|A gift from CCI pup in training, Rocket.|
Rocket is being raised in Colorado and has his own dog blog.
Gimme the purple one.
Don't draw a dog. It'll just make you sad.
With purple crayon poised over the white butcher paper covering the restaurant table, I hesitate. What to draw while we're awaiting our pasta dinners? Sorely lacking in any artistic ability, I could do the same clever little cartoon fish that I usually scrawl out, but I ordered seafood and that seems insensitive. Ugh, quit being silly, I tell myself. My mood is in a bruised state and I'm getting weary of putting on a brave front.
We pass the time by writing our names upside down and with our non-dominant hands.
My Favorite Kid, left handed and right brained, is the artist of the family. While I draw the crayon version of a play-doh snake, he creates a very nice portrait of "Labrador retriever in blue crayon".
You told me not to draw a dog because it would make me sad, I say.
It makes me happy, he says.
Ah, he's got the right attitude. Let's celebrate the journey that brought us to where we are right now. And I begin to feel a little better about this end of a busy day. Twelve hours filled with the roller coaster extremes of emotional highs and lows.
We arrive in Dublin in early morning with Yaxley in tow to meet up with other CCI puppy raisers for training and workshop. That's Dublin, Ohio (the Heart of America!), the same state that holds other such landlocked exotic locales as Russia, Bellfontaine, Lebanon and Versailles. Each pronounced differently than one would expect, and in some cases, make one cringe a little.
|Yaxley (L) and Yoda (R)|
Both are devastatingly handsome, of course. At least some things never change.
|Watching the college babes.|
|Puppy raisers and their charges being recognized on stage. I'm on the right|
(in lavender) clutching my carnation and sporting a look on my face like
I wonder if they'll make an even trade - flower for dog?
(photo courtesy Marty M., puppy raiser)
After the puppy raiser recognition, we return to our seats for the main event. The Pièce de résistance, pardon my French.
We watch as seven people, both children and adults, receive their fully trained assistance dogs.

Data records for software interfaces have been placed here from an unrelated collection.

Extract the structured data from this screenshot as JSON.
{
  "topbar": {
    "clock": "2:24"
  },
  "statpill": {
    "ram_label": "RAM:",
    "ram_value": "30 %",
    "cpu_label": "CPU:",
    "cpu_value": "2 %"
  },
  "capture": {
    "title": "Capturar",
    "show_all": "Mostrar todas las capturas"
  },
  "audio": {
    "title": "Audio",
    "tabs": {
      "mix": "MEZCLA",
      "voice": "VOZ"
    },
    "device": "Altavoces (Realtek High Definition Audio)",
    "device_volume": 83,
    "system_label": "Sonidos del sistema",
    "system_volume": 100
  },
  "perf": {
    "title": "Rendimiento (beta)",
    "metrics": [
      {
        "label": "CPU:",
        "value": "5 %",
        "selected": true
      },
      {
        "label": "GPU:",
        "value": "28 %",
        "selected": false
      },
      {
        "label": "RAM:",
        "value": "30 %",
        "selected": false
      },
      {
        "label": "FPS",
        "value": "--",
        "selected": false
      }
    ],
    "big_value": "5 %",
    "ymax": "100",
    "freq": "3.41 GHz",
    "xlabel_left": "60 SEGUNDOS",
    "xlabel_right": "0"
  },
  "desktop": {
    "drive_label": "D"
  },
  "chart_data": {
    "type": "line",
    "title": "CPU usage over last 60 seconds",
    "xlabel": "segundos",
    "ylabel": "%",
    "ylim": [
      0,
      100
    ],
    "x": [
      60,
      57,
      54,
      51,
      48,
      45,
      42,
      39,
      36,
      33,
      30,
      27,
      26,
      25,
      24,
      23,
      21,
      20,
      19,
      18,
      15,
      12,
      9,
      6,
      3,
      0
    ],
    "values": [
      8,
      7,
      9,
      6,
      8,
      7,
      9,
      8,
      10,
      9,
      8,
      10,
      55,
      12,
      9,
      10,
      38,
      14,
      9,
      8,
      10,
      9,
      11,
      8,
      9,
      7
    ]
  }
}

Graduates and dogs have completed two full weeks of intensive Team Training to reach today. (The dogs have completed six months of Advanced Training.) All have worked hard for this glorious moment when they can mark the beginning on the next path of their life. More than a constant companion, these highly trained assistance dogs are at the ready to change their partner's life in a deep and profound way.
The graduate is introduced on stage and when the name of their assistance dog is announced to us in the audience, we watch as the puppy raiser of this amazing creature enters the stage and hands the leash to the grad. Symbolic that, the handing over of the leash. A closure of sorts for the puppy raiser. I did this just for you, my friend. And I thank you for allowing me this awesome moment, thinks the puppy raiser.
How can we do this puppy raising thing? you ask. How can we "give them up?" Yeah, people, that's how.
We joke around the office about how to keep Yaxley from Advanced Training. Who do I need to talk to about this? asks one high level manager, only partly kidding. My friend and co-worker attended this ceremony for the first time so she could give Yaxley one last hug. Afterwards, she says, Now I get it. I understand what Yaxley's supposed to do. I really want him to pass the program and graduate.
I can describe all this to you and try to show you in words. But people, it's attending a CCI graduation or seeing these assistance dogs in action that brings it home. It's actually takes being in the presence of something awesome to really understand it, I think.
Sure, I'm sad to not have Yaxley in my life anymore. It's been a great ride these past eighteen months and I do love that dog. A very lot. And a week later I still look for him or reach out to pat his yellow noggin and my eyes tear up a little. But our time together is done. I'm left with knowing I did my best by him and CCI - and hope that it was enough.
Because in six months, I want to hand over the leash. I want that last glance back before he turns to his new partner to wag his tail and ask What's next?
I want, I want. It's not about me, though. In the end, as with all the CCI pups, it will be Yaxley that determines his next path. Will he do well in his new place at CCI, will he be strong and take on the training like this is what he was born to do? Or will he not be the right stuff of an assistance dog? Some behavioral infraction that will take him to the fork in the road that leads to being an excellent pet for someone?
The professional trainers at CCI will take him through this dog college of sorts. They'll show him what he needs to know.
And we'll be right here waiting to hear about his progress. With high hopes, positive thoughts and fingers crossed. And some prayers, too.
We'll keep y'all in the loop here. Good news or not so much, updates on Yaxley will be here so we can continue to ride together on this amazing journey.
|Hey lookit! I can be as still as a, well, you know.|
|One college grad down, one to go.|